- **TASK**
Your task is to output all the records below, word for word.

Data extracted from a collection:
....................
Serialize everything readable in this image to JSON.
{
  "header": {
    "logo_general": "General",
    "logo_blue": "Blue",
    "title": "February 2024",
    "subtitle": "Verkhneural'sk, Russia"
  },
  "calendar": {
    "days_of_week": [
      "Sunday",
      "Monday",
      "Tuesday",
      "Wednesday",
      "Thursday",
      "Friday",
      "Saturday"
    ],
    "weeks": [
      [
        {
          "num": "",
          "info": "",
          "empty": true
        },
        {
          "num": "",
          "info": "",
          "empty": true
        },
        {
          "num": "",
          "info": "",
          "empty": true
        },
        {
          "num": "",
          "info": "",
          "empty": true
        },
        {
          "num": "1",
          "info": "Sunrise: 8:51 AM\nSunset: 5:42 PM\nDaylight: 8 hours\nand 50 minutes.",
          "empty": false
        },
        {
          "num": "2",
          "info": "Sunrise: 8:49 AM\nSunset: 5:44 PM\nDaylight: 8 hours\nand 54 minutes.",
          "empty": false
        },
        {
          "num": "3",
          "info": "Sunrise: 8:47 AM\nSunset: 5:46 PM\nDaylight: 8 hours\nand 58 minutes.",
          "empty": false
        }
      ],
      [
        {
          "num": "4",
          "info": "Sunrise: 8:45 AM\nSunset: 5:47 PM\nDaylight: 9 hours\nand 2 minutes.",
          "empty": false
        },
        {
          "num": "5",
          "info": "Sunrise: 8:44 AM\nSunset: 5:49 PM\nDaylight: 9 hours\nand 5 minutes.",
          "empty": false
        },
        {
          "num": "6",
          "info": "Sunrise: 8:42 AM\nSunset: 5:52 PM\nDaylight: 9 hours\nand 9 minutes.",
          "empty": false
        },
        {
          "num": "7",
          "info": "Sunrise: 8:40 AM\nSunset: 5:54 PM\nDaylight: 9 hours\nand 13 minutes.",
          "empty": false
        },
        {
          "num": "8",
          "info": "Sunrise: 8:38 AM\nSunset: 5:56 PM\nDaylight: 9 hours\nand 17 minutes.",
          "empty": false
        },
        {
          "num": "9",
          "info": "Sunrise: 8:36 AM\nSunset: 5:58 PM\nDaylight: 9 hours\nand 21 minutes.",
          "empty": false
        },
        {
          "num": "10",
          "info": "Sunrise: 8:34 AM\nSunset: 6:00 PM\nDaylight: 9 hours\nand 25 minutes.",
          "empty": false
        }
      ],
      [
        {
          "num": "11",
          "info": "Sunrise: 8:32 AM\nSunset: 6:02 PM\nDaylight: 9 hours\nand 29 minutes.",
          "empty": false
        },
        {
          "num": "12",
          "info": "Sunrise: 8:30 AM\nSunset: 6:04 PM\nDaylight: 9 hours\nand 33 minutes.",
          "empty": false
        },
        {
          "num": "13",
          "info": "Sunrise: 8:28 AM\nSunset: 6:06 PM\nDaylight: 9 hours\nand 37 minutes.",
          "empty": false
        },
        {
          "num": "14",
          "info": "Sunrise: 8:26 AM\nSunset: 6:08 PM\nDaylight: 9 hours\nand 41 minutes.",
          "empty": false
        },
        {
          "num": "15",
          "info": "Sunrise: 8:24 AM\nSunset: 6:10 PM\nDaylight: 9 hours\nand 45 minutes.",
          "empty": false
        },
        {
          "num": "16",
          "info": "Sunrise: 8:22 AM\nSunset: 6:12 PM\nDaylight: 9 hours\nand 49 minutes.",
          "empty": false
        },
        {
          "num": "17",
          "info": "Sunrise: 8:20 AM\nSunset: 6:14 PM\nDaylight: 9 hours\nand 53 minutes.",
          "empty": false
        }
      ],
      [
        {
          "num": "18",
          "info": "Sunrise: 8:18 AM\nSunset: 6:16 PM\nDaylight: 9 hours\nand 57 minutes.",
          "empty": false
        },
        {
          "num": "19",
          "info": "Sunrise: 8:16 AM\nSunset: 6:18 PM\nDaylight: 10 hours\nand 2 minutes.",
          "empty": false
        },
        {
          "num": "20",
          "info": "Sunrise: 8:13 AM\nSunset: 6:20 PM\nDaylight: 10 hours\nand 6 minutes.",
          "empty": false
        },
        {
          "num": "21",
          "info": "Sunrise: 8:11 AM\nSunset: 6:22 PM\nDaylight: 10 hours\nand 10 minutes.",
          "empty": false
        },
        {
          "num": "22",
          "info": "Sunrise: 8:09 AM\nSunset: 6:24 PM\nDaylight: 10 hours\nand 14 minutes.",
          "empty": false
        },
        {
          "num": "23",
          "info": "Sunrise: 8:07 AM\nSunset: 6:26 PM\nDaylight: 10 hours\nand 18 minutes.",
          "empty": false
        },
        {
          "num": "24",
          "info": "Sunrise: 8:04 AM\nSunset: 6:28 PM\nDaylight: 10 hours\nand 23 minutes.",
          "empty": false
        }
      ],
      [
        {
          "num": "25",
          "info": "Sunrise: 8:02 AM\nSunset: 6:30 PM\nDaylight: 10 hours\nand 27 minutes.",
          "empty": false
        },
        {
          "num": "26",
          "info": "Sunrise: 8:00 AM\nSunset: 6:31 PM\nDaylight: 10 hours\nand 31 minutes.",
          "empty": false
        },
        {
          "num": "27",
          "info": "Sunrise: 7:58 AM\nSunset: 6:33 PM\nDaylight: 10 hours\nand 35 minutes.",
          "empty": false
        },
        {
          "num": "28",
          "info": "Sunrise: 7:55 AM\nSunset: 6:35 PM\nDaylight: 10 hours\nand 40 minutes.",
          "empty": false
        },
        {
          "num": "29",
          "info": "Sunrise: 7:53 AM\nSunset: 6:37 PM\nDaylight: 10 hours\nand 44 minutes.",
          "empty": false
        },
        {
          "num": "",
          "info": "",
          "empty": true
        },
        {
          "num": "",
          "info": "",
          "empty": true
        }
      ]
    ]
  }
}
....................
- **ANSWER FOR THE TASK**
Serialize everything readable in this image to JSON.
{
  "header": {
    "logo_general": "General",
    "logo_blue": "Blue",
    "title": "February 2024",
    "subtitle": "Verkhneural'sk, Russia"
  },
  "calendar": {
    "days_of_week": [
      "Sunday",
      "Monday",
      "Tuesday",
      "Wednesday",
      "Thursday",
      "Friday",
      "Saturday"
    ],
    "weeks": [
      [
        {
          "num": "",
          "info": "",
          "empty": true
        },
        {
          "num": "",
          "info": "",
          "empty": true
        },
        {
          "num": "",
          "info": "",
          "empty": true
        },
        {
          "num": "",
          "info": "",
          "empty": true
        },
        {
          "num": "1",
          "info": "Sunrise: 8:51 AM\nSunset: 5:42 PM\nDaylight: 8 hours\nand 50 minutes.",
          "empty": false
        },
        {
          "num": "2",
          "info": "Sunrise: 8:49 AM\nSunset: 5:44 PM\nDaylight: 8 hours\nand 54 minutes.",
          "empty": false
        },
        {
          "num": "3",
          "info": "Sunrise: 8:47 AM\nSunset: 5:46 PM\nDaylight: 8 hours\nand 58 minutes.",
          "empty": false
        }
      ],
      [
        {
          "num": "4",
          "info": "Sunrise: 8:45 AM\nSunset: 5:47 PM\nDaylight: 9 hours\nand 2 minutes.",
          "empty": false
        },
        {
          "num": "5",
          "info": "Sunrise: 8:44 AM\nSunset: 5:49 PM\nDaylight: 9 hours\nand 5 minutes.",
          "empty": false
        },
        {
          "num": "6",
          "info": "Sunrise: 8:42 AM\nSunset: 5:52 PM\nDaylight: 9 hours\nand 9 minutes.",
          "empty": false
        },
        {
          "num": "7",
          "info": "Sunrise: 8:40 AM\nSunset: 5:54 PM\nDaylight: 9 hours\nand 13 minutes.",
          "empty": false
        },
        {
          "num": "8",
          "info": "Sunrise: 8:38 AM\nSunset: 5:56 PM\nDaylight: 9 hours\nand 17 minutes.",
          "empty": false
        },
        {
          "num": "9",
          "info": "Sunrise: 8:36 AM\nSunset: 5:58 PM\nDaylight: 9 hours\nand 21 minutes.",
          "empty": false
        },
        {
          "num": "10",
          "info": "Sunrise: 8:34 AM\nSunset: 6:00 PM\nDaylight: 9 hours\nand 25 minutes.",
          "empty": false
        }
      ],
      [
        {
          "num": "11",
          "info": "Sunrise: 8:32 AM\nSunset: 6:02 PM\nDaylight: 9 hours\nand 29 minutes.",
          "empty": false
        },
        {
          "num": "12",
          "info": "Sunrise: 8:30 AM\nSunset: 6:04 PM\nDaylight: 9 hours\nand 33 minutes.",
          "empty": false
        },
        {
          "num": "13",
          "info": "Sunrise: 8:28 AM\nSunset: 6:06 PM\nDaylight: 9 hours\nand 37 minutes.",
          "empty": false
        },
        {
          "num": "14",
          "info": "Sunrise: 8:26 AM\nSunset: 6:08 PM\nDaylight: 9 hours\nand 41 minutes.",
          "empty": false
        },
        {
          "num": "15",
          "info": "Sunrise: 8:24 AM\nSunset: 6:10 PM\nDaylight: 9 hours\nand 45 minutes.",
          "empty": false
        },
        {
          "num": "16",
          "info": "Sunrise: 8:22 AM\nSunset: 6:12 PM\nDaylight: 9 hours\nand 49 minutes.",
          "empty": false
        },
        {
          "num": "17",
          "info": "Sunrise: 8:20 AM\nSunset: 6:14 PM\nDaylight: 9 hours\nand 53 minutes.",
          "empty": false
        }
      ],
      [
        {
          "num": "18",
          "info": "Sunrise: 8:18 AM\nSunset: 6:16 PM\nDaylight: 9 hours\nand 57 minutes.",
          "empty": false
        },
        {
          "num": "19",
          "info": "Sunrise: 8:16 AM\nSunset: 6:18 PM\nDaylight: 10 hours\nand 2 minutes.",
          "empty": false
        },
        {
          "num": "20",
          "info": "Sunrise: 8:13 AM\nSunset: 6:20 PM\nDaylight: 10 hours\nand 6 minutes.",
          "empty": false
        },
        {
          "num": "21",
          "info": "Sunrise: 8:11 AM\nSunset: 6:22 PM\nDaylight: 10 hours\nand 10 minutes.",
          "empty": false
        },
        {
          "num": "22",
          "info": "Sunrise: 8:09 AM\nSunset: 6:24 PM\nDaylight: 10 hours\nand 14 minutes.",
          "empty": false
        },
        {
          "num": "23",
          "info": "Sunrise: 8:07 AM\nSunset: 6:26 PM\nDaylight: 10 hours\nand 18 minutes.",
          "empty": false
        },
        {
          "num": "24",
          "info": "Sunrise: 8:04 AM\nSunset: 6:28 PM\nDaylight: 10 hours\nand 23 minutes.",
          "empty": false
        }
      ],
      [
        {
          "num": "25",
          "info": "Sunrise: 8:02 AM\nSunset: 6:30 PM\nDaylight: 10 hours\nand 27 minutes.",
          "empty": false
        },
        {
          "num": "26",
          "info": "Sunrise: 8:00 AM\nSunset: 6:31 PM\nDaylight: 10 hours\nand 31 minutes.",
          "empty": false
        },
        {
          "num": "27",
          "info": "Sunrise: 7:58 AM\nSunset: 6:33 PM\nDaylight: 10 hours\nand 35 minutes.",
          "empty": false
        },
        {
          "num": "28",
          "info": "Sunrise: 7:55 AM\nSunset: 6:35 PM\nDaylight: 10 hours\nand 40 minutes.",
          "empty": false
        },
        {
          "num": "29",
          "info": "Sunrise: 7:53 AM\nSunset: 6:37 PM\nDaylight: 10 hours\nand 44 minutes.",
          "empty": false
        },
        {
          "num": "",
          "info": "",
          "empty": true
        },
        {
          "num": "",
          "info": "",
          "empty": true
        }
      ]
    ]
  }
}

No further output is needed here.